File Management Basics
One phrase that I always keep in mind when working with SolidWorks files is "single point database". In other words, data is stored in only one place and everything else that needs that information references it from the original.
Let's first take a look at the specific data or information contained in each file type and explore how these file types are associated.
The part files (.sldprt) contain the basic geometric information. This includes information such as chronological history and shapes of all the features, the material, and custom properties specific to the part. The part file does not know (or need to know) which assemblies use the part, or what drawings of the part exist. In other words the "where used" information for a part is not needed in the basic SolidWorks file structure. Note: This "where used" information is tracked in product data management (PDM) solutions, and can be searched for in SolidWorks Explorer.
The assembly files (.sldasm) contain information such as quantities, where the parts are located and mated in the assembly, and exploded view definitions. The assembly does not store the part information because it references the part files for the specific information it requires such as their geometric information. I like to think of the assembly as a classroom. Inside this classroom there are tables, just like in an assembly there are parts. The assembly knows that it contains let's say 10 instances of a table, and where they are located in the classroom. The bottom of the legs of the first table are coincident to the floor of the classroom, and the front edge of the table is 12 feet from the front wall of the classroom, and the right edge of the table is 6 feet from the right wall of the classroom, and so forth.
The drawing files (.slddrw) contain views of any combination of parts and assemblies. The drawing files contain information such as sheet format data, the component names that are shown in each drawing view, and their view orientations. The drawing also needs to reference the parts files for their geometric information, and assembly files for the part arrangement, and exploded view definitions.
That's why when you send a drawing or assembly file you need to send all the referenced component files as well. Tools like File, Pack and Go, and the reliable File, Find References are designed to gather all the files needed, to make sure all the associated files are copied and sent together. An exception to this is without the part files you can still open up the assembly and drawing files as Quick View. This allows you to pan, zoom, and rotate the view orientation (as applicable), but not edit the assembly or drawing.

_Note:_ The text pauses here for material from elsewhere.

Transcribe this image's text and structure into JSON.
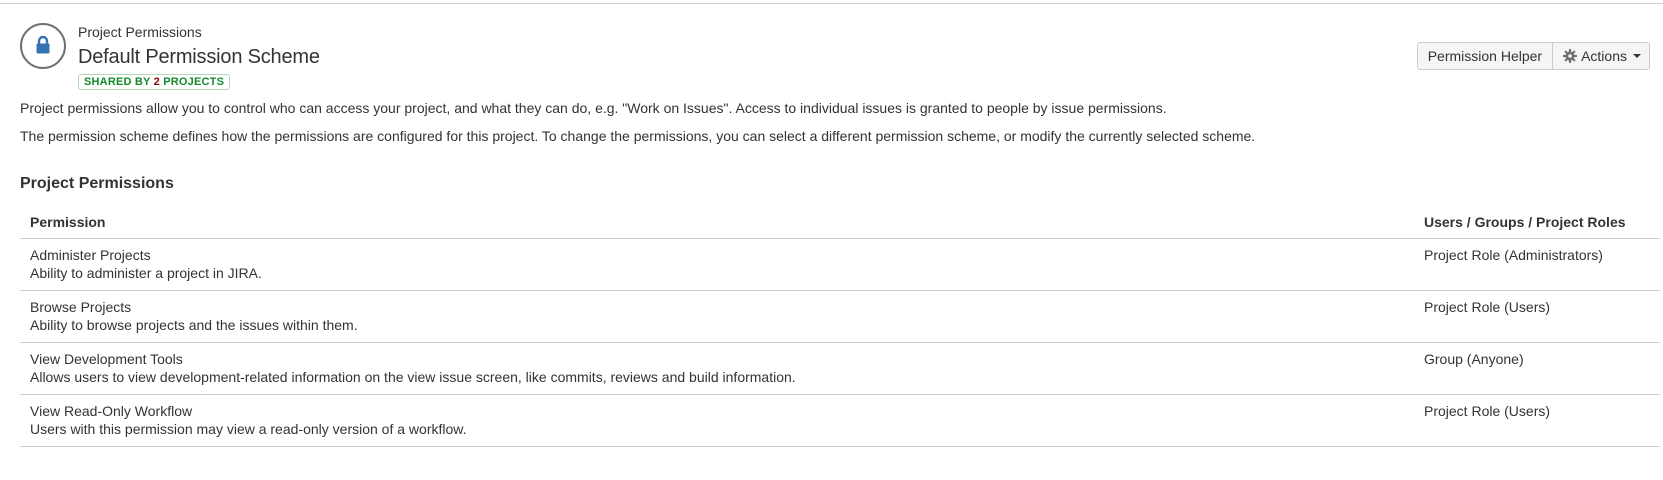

When using the Pack and Go tool and you use the option to zip up the collected files, I have seen problems unzipping the files later if you use Windows Explorer to unzip. To work around this you can either unzip with a 3rd party tool other than Windows Explorer, or use the Pack and Go tool to gather the files into a folder, and then zip (compress) the files to be sent in Windows Explorer.
To illustrate how these file associations work, let's go over a simple example of an assembly consisting of a dowel pin pressed into a plate. An exploded isometric view of this assembly is to be shown in a drawing.
The dowel pin part file contains geometric information such as the diameter and length of the pin. The plate part file contains geometric information such as the thickness, length and width, and location of a hole in the plate.
The assembly file knows it contains two parts (one plate and one pin), the mates (the pin is concentric to the hole in the plate), and the exploded view information (the pin is separated 1" from the mated position along the axis of the pin). The assembly file needs to reference the part files for all the geometric information.
The drawing file contains an isometric view of the assembly. The drawing file stores the filename of the assembly, the view orientation, and display state (shaded isometric view of the exploded assembly). The drawing therefore needs to reference both the assembly for mating and exploded view data, and the pin and plate parts for geometric information.
What about associatively? If you open the pin part file, double click on the outside surface of the cylinder, change the diameter dimension, and rebuild, the geometric information is changed. If you then jump to the assembly file, the assembly reflects this new diameter. Likewise, the drawing will display the updated diameter in the exploded view of the assembly. That's because it's the same geometric information for the pin used in the part, assembly, and drawing file. In other words, the assembly and drawing files both reference the geometric information contained in the part file.
The exception to all this is the use of internal parts within the assembly file. When creating a new part while in the assembly using Insert, Component, and New, notice you are not asked for a filename. This is because the new part is considered an internal part. In the FeatureManager Design Tree these internal parts have [brackets] placed around the part name distinguishing them from the external parts. All of the same information is contained with the part definition, but the part file information is not stored as a separate file (.sldprt), instead this part definition is stored with the assembly file (.sldasm). Essentially you have your assembly file and inside of that file are the part definition(s) as well. Although confusing at first, there are advantages to this way of working (easy to rename the part), and it turns out, you can save the part definitions externally at any time. Thus you are back to the part and assembly files all written as separate files to the disk.
Make sense? Clear as mud?
Phil Sluder, mechanical engineer, owner of TriAxial Design and Analysis (http://www.triaxialdesign.com/), Certified SolidWorks Instructor, Certified SolidWorks Professional, a longtime member of the SWUGN committee, and leader of the San Diego SolidWorks User Group. He can be reached at firstname.lastname@example.org